Again, there is nothing you will find when searching the internet for such an agreement—but most market action immediately following the G-20 meeting suggests this may be exactly what’s going on. A more thorough description of the rationale behind the rumor, and the basis for it being just what the markets needed, can be found here.
6. Technical Picture for stocks
The technical picture is a bit mixed, actually. The charts suggest caution is more warranted today than at any time in the past three months (which only makes sense after a nearly 15% advance).

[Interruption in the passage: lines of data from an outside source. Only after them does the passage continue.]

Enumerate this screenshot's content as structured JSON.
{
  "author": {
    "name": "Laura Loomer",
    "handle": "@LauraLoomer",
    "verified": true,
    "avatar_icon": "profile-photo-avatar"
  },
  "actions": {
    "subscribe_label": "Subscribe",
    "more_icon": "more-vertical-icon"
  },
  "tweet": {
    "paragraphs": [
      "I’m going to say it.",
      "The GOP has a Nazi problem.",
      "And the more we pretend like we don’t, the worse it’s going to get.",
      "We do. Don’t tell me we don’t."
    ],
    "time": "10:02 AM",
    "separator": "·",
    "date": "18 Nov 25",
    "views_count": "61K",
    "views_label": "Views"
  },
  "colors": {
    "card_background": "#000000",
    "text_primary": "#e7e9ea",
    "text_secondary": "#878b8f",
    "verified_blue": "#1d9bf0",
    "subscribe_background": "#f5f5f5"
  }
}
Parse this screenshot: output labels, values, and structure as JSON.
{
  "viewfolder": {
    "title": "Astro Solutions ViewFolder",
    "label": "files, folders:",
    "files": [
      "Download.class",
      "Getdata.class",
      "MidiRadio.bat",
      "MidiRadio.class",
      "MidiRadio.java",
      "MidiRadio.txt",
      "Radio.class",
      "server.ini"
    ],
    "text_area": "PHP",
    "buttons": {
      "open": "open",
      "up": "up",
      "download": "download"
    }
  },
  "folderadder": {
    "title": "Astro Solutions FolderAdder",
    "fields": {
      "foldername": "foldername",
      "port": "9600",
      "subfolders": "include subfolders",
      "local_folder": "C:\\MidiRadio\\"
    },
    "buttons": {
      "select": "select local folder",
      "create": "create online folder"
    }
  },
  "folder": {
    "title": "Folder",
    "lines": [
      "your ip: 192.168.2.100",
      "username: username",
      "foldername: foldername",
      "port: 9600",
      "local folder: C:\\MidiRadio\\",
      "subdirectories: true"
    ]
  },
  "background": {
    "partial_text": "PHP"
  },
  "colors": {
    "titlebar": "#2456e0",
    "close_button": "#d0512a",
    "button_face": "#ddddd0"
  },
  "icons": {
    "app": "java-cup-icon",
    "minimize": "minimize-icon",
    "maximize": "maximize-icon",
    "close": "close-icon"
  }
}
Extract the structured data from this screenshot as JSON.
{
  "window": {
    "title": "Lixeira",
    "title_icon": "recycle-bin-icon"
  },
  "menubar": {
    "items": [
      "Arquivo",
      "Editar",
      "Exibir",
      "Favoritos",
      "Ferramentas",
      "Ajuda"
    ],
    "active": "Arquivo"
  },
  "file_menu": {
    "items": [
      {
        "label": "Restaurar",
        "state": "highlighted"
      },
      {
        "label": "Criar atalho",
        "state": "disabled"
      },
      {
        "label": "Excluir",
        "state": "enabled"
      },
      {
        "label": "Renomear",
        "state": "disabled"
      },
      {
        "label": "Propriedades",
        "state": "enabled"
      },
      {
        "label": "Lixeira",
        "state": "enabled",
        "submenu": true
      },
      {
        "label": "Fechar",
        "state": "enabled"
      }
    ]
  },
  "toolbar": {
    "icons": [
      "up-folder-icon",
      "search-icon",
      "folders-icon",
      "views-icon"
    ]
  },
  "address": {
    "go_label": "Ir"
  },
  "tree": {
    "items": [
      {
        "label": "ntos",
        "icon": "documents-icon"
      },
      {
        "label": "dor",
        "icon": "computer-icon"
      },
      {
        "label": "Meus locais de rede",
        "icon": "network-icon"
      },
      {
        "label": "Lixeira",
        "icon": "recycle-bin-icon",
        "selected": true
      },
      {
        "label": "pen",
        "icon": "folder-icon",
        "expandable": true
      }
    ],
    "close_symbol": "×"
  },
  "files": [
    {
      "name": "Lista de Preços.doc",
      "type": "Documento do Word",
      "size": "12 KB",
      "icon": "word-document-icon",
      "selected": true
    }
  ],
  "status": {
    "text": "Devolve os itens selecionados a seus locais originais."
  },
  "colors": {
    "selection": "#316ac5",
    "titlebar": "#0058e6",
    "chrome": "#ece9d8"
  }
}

However, we are seeing other signals that reflect the amount of bearishness among market participants which is generally associated with short-term bottoms. The CBOE Options Total Put/Call ratio is a measure of how much options volume is being purchased for insurance (puts) versus that for upside exposure (calls). The ratio as of Friday’s close is indicative of fear in the market—substantially more puts than calls changing hands—and, as you can see below, is actually a pretty decent predictor of good entry points. Of course, the put/call ratio can go higher than it is now. And if the market is to head lower still, it almost certainly will.
* Thanks to @ukarlewitz for the above chart.
Taking all the information above, one could certainly draw several varying conclusions. And every investor’s goals and timeframes are different. But there is no doubt that upside opportunities in US stocks are not what they were three months ago.
Our next post will focus on other opportunities that have presented themselves as a result of under-the-surface shifts we’ve seen over the past year.
Don’t hesitate to reach out if you would like to engage us in a dialogue about your investments, whether or not they are held with our firm.
Have a great week.
Adam B. Scott
Argyle Capital Partners, LLC
10100 Santa Monica Blvd, #300
Los Angeles, CA 90067
(310) 772-2201 – Main
Adam Scott’s profile on RealMoney can be found here.